## What you are asked to do
State, as a bare number, how many lines below contain "BEAUTY".

Start of Source data

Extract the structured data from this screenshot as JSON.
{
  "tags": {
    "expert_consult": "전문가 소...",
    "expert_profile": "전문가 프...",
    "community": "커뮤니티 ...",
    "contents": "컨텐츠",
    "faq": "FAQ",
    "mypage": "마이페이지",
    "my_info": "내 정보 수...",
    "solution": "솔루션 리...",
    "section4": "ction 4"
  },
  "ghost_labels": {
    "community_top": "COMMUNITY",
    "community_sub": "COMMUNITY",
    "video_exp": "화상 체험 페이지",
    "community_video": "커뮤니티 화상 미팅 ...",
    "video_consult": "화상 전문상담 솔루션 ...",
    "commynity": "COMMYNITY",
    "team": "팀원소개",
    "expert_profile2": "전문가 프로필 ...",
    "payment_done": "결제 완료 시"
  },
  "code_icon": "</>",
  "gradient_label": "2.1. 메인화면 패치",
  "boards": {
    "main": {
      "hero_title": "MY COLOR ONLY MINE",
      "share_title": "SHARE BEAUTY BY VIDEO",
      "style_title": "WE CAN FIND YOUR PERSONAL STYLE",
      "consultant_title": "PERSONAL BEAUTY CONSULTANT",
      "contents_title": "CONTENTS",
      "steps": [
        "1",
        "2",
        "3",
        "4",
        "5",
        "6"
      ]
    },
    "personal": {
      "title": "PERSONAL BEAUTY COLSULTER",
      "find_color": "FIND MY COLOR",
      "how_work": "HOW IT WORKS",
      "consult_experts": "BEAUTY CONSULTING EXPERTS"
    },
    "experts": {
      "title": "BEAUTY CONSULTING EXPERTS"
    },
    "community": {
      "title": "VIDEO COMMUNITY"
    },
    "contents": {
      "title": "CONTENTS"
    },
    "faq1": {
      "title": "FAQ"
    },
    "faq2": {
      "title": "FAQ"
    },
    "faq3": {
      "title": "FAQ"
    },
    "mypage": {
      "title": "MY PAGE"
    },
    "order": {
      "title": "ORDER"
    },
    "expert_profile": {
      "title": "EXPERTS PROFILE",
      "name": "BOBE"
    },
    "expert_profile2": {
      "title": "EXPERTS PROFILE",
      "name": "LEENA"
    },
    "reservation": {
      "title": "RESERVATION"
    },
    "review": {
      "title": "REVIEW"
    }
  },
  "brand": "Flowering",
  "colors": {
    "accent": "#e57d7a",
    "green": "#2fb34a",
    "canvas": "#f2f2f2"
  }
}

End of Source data

## Response area
5